|International Classification||E05B63/16, E05B59/00, E05B65/10|
|Cooperative Classification||E05B63/16, E05B65/1086, Y10T292/1028, E05B59/00, E05B13/004, Y10T292/0844|
|European Classification||E05B13/00C2, E05B59/00|
|Mar 3, 1986||AS||Assignment|
Owner name: BALDWIN HARDWARE CORPORATION, 841 WYOMISSING BOULE
Free format text: ASSIGNMENT OF ASSIGNORS INTEREST.;ASSIGNOR:JAMES, PAUL;REEL/FRAME:004523/0432

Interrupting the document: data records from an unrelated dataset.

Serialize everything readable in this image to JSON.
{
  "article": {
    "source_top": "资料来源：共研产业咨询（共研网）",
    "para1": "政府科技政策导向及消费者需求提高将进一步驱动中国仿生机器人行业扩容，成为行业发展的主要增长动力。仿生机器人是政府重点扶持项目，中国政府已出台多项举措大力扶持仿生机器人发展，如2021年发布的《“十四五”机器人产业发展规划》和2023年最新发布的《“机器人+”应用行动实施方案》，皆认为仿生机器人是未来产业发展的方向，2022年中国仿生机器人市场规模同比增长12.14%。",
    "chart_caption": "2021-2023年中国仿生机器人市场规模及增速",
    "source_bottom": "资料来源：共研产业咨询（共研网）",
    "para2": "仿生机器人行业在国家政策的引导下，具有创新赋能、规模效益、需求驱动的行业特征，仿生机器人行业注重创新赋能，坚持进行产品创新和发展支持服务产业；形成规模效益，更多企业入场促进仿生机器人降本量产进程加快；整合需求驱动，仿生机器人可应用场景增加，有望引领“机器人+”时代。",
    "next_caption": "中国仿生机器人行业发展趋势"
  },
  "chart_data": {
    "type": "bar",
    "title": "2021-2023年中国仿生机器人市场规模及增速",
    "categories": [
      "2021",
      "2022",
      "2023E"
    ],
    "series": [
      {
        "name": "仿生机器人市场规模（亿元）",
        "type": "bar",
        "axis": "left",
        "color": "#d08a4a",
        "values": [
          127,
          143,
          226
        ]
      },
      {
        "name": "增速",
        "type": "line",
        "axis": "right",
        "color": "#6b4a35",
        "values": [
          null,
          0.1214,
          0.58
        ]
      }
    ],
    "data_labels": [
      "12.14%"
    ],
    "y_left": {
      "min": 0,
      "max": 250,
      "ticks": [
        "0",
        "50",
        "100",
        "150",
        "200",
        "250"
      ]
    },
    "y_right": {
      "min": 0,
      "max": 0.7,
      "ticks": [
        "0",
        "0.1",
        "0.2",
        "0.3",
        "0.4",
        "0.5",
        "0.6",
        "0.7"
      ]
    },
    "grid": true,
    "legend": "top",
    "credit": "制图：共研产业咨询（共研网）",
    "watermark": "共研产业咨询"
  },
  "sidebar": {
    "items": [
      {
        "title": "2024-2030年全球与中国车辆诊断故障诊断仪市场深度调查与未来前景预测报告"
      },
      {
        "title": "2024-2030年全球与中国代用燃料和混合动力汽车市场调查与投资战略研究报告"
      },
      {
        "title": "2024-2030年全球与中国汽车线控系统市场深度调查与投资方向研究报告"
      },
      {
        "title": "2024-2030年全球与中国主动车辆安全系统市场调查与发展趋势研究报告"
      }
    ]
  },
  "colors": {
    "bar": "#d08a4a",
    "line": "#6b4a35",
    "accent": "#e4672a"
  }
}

|Nov 30, 1990||FPAY||Fee payment|
Year of fee payment: 4
|Dec 6, 1994||FPAY||Fee payment|
Year of fee payment: 8
|Dec 17, 1998||FPAY||Fee payment|
Year of fee payment: 12
|Sep 27, 2004||AS||Assignment|
Owner name: NEWFREY LLC, DELAWARE
Free format text: ASSIGNMENT OF ASSIGNORS INTEREST;ASSIGNOR:BALDWIN HARDWARE CORPORATION;REEL/FRAME:015851/0886
Effective date: 20040927